Exercise brief: Among the entries below, find the lines with the word "Платформа" and copy them.

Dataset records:
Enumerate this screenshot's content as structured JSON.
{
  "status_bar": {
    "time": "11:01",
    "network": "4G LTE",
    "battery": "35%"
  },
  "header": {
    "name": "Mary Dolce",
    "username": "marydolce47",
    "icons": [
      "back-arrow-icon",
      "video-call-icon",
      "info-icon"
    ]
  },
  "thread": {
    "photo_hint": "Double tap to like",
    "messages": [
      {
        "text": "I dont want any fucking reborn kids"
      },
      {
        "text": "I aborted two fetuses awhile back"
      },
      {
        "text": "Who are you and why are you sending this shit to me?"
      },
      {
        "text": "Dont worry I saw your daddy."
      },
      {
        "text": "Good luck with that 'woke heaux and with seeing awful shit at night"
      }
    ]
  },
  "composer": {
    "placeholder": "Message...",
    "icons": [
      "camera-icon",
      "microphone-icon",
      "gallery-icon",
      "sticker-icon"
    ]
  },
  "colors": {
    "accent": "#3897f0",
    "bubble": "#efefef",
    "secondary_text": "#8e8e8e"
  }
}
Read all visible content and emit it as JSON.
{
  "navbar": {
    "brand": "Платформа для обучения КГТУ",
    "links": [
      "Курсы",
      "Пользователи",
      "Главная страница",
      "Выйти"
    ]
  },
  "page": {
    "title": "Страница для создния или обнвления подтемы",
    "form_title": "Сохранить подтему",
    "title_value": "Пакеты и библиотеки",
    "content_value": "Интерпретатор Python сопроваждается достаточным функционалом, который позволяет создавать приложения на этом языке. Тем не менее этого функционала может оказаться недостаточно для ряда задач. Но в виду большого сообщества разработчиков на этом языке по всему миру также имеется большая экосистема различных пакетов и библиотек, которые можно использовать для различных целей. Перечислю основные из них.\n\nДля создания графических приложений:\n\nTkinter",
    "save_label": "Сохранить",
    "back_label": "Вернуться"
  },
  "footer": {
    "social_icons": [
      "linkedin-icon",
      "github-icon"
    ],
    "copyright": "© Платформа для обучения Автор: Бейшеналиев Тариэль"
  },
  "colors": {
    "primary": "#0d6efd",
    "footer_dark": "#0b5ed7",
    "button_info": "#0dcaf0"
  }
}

Your response:
    "brand": "Платформа для обучения КГТУ",
    "copyright": "© Платформа для обучения Автор: Бейшеналиев Тариэль"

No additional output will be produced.